> [Problem statement]: Every line containing the word "that" must be pulled from the records.

> [Data provided]:
----

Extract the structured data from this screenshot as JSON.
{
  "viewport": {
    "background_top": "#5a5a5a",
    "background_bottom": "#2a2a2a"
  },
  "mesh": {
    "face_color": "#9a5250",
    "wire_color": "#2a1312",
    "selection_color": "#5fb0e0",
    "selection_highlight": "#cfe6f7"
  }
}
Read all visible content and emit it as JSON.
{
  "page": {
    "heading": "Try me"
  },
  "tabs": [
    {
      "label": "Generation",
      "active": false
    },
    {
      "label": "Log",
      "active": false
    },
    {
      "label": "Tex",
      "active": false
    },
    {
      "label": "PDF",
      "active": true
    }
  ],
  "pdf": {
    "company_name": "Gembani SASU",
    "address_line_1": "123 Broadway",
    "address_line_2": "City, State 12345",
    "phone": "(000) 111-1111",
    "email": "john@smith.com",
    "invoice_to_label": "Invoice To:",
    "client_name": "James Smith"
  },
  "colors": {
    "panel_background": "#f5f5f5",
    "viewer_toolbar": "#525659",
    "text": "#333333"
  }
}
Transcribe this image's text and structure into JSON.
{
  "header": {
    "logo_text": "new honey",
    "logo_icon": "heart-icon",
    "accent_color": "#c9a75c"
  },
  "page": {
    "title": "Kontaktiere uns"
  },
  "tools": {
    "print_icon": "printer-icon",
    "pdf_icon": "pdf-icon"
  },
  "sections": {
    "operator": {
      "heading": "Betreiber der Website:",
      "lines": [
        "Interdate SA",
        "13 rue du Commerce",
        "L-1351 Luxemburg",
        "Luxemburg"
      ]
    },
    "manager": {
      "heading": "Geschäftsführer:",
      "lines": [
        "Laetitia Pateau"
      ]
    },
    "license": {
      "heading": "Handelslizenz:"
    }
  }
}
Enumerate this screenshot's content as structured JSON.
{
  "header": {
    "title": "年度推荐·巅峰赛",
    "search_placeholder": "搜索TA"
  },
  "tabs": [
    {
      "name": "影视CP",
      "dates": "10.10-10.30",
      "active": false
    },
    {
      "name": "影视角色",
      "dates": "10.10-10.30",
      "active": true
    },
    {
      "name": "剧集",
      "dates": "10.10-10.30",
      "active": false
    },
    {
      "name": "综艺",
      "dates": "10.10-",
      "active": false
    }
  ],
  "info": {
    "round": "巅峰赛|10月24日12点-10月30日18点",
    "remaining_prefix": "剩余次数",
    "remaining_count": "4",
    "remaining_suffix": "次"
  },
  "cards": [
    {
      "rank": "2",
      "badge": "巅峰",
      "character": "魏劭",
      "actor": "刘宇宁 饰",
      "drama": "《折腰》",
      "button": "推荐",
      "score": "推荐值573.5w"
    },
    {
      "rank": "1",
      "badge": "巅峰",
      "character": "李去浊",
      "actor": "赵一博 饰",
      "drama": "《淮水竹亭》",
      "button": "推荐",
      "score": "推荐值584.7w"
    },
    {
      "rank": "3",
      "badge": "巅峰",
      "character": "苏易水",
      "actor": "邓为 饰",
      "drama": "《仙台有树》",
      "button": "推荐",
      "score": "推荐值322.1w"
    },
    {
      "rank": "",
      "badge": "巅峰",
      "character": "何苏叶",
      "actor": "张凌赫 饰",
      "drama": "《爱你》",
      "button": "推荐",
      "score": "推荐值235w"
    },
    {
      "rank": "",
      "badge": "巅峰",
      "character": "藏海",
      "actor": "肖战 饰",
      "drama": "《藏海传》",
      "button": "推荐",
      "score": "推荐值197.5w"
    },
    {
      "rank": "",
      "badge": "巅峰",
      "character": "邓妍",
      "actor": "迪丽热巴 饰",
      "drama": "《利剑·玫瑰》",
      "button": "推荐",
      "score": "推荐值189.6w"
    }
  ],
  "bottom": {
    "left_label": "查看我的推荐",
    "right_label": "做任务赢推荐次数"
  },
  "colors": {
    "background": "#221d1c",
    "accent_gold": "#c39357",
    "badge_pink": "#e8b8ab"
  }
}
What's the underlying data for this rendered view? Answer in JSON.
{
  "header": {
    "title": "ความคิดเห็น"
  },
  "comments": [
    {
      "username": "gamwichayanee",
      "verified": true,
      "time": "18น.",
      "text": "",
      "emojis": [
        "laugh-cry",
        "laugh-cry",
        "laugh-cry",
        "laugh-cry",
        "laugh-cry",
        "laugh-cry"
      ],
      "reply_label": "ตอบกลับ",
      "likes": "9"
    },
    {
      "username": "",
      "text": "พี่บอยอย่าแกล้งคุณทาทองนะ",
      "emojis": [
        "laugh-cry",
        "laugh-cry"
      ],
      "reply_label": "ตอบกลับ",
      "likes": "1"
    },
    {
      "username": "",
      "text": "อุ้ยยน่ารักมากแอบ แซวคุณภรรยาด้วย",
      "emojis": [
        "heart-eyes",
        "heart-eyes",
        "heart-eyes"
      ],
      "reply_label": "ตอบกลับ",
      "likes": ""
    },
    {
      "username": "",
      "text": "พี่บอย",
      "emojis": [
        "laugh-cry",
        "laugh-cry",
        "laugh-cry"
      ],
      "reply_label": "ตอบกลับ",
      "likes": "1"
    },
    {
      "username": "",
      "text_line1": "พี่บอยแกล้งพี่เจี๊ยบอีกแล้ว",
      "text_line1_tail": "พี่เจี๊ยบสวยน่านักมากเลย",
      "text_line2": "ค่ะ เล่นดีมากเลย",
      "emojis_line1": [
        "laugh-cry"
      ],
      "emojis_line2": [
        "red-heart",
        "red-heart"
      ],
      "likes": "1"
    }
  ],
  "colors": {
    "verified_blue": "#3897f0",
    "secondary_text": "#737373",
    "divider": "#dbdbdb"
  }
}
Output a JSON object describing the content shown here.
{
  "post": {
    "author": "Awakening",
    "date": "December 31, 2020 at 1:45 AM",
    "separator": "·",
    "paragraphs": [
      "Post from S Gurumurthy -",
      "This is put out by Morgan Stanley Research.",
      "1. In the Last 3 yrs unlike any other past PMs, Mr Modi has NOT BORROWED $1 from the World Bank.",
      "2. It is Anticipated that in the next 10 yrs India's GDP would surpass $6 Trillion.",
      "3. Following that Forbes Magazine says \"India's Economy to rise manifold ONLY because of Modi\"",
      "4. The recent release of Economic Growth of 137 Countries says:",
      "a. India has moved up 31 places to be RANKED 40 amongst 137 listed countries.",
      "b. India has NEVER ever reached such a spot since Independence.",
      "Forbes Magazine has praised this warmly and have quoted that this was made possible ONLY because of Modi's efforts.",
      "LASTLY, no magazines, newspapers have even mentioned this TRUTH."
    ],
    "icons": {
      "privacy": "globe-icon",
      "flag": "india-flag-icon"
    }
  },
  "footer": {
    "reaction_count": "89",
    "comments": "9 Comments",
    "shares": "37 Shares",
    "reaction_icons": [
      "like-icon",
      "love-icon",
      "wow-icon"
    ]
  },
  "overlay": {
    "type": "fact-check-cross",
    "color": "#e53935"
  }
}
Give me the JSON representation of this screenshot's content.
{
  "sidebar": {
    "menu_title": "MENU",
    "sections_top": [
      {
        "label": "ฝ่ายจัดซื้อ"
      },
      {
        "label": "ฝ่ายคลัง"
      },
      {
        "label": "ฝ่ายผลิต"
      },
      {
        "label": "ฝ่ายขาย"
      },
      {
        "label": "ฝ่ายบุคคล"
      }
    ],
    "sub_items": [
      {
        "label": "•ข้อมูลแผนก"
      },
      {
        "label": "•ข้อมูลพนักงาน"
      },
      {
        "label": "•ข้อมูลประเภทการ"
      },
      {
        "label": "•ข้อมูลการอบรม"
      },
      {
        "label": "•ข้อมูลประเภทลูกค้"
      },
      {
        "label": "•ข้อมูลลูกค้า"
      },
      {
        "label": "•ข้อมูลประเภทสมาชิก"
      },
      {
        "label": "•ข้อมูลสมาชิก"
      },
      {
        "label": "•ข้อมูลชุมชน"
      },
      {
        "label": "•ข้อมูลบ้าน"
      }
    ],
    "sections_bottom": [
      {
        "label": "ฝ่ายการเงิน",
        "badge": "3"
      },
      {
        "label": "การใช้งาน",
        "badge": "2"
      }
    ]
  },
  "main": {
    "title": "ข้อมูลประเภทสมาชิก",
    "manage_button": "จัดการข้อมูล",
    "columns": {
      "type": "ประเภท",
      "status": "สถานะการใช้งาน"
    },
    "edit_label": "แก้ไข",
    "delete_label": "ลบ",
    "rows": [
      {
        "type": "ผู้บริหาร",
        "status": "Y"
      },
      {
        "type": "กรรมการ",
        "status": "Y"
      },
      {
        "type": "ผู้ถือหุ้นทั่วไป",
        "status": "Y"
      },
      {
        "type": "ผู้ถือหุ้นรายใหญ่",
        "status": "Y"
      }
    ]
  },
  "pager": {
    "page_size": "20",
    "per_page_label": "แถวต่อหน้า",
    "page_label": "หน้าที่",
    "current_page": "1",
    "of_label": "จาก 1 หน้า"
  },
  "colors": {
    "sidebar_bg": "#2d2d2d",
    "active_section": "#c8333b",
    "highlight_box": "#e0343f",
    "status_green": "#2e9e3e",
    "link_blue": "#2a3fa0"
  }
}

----

> [Problem solution]:
      "2. It is Anticipated that in the next 10 yrs India's GDP would surpass $6 Trillion.",
      "3. Following that Forbes Magazine says \"India's Economy to rise manifold ONLY because of Modi\"",
      "Forbes Magazine has praised this warmly and have quoted that this was made possible ONLY because of Modi's efforts.",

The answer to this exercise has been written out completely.